But those goals can also be unintentionally triggered.  Researchers asked people to unscramble sentences that contained words like evaluate, judgment, and personality before reading and just seeing those seemed to have the same effect as asking them explicitly to judge character in their reading.

Does simply encountering words on a screen rather than a paper page now create an unintentional "goal" in our mind?

Researchers keep playing with the experience. Given a product review in a harder-to-read font, readers more carefully evaluated the merits of the arguments. Did they turn on their focu because the information felt harder to process.

Should I write my posts in harder-to-read fonts and set up reading goals before each post?

One takeaway from the research is the idea that the presentation of text plays an important part in what a reader does cognitively while reading and also what the reader retains after the reading experience.

Did the goal/prompt at the start of this post change your reading or retention at all?

More at

Orkut Farewell. Orkut?


You won't be logging into Orkut any more - if you ever did log in.

Remember Orkut? Maybe this post about its demise is also your introduction to Google’s first foray into social networking.

Started in 2004, Orkut saw impressive early growth and has been popular in some countries, but never caught on in English-speaking countries. It didn't help that 2004 was also the year that Facebook started in 2004. 
Orkut by 2008 was the top social media site in Brazil and India. 

Eventually, Facebook overtook Orkut even in Brazil and India.
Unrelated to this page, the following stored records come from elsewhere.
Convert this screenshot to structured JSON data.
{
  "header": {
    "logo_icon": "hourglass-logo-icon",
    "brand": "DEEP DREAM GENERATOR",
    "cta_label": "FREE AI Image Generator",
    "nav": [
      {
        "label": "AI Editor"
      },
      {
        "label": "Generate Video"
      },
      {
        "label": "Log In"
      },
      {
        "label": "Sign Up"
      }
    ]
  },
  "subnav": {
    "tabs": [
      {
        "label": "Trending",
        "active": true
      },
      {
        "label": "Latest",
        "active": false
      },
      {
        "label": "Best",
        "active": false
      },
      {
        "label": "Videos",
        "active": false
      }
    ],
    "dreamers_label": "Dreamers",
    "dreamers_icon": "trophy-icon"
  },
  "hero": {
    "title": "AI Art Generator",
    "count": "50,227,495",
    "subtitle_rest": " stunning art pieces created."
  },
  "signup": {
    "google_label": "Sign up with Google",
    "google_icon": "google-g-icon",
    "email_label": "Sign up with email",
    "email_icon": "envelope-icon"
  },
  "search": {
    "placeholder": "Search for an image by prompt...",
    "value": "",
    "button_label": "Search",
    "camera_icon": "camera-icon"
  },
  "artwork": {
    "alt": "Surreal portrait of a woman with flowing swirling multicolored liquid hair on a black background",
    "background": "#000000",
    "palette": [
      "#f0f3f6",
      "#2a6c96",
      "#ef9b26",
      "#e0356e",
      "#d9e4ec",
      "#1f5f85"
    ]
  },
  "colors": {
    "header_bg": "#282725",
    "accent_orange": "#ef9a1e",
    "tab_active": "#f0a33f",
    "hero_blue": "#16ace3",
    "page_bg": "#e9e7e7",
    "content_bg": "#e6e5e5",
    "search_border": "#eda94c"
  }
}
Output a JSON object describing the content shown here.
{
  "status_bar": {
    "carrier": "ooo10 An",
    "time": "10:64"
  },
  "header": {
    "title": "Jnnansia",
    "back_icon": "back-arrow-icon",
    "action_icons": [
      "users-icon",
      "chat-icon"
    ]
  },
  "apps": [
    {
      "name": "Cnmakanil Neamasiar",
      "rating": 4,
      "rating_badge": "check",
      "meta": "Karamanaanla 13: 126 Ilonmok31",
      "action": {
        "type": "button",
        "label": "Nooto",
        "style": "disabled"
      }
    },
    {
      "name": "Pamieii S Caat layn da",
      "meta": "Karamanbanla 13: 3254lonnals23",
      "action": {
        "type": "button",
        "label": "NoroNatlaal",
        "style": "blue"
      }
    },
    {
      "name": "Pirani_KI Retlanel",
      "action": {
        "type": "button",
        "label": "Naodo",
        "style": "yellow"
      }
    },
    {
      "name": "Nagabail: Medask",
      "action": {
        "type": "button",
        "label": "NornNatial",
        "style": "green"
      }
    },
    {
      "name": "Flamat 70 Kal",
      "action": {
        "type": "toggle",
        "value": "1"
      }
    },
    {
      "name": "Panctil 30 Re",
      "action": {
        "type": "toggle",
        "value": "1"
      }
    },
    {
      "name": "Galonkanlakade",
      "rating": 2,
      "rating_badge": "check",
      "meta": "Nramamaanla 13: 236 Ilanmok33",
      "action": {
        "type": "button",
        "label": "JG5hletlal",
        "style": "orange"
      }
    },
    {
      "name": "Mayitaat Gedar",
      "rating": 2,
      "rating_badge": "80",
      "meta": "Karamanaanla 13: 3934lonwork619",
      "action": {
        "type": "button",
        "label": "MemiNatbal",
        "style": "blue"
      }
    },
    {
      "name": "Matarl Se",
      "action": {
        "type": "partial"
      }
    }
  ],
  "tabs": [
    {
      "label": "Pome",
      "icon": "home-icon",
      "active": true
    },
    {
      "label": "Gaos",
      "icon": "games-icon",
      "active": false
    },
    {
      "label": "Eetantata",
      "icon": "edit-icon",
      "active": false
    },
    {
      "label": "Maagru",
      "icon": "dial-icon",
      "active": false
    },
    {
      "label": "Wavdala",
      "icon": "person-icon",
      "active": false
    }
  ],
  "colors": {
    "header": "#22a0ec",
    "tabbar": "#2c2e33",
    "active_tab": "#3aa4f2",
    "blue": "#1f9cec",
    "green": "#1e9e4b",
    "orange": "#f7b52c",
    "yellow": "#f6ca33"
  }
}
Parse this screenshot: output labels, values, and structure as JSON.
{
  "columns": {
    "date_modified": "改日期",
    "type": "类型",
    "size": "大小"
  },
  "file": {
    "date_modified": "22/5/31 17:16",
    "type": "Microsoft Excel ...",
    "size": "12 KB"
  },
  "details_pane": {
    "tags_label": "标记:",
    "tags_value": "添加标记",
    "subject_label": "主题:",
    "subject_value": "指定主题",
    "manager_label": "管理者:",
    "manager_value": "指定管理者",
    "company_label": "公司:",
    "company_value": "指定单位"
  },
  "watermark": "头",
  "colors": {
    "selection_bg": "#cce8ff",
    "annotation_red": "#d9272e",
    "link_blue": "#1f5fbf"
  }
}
In India, Facebook surpassed Orkut in terms of total registered users in 2010. In Brazil, the same happened in 2012. I have written about Orkut a few times and had created an account to see what it was all about, but never really found it compelling.

Meanwhile, Google launched its current attempt at a social network, Google+, in 2011. Plus has been more successful in the U.S. but is still struggling and user numbers still lag way behind those of Facebook.

Google announced it would shut down the service (as it has done with a good number of other services like Buzz and Wave) on September 30, 2014 and is no longer accepting new users.

You can export your profile data, posts and photos using a service called Google Takeout that will be available until September 2016.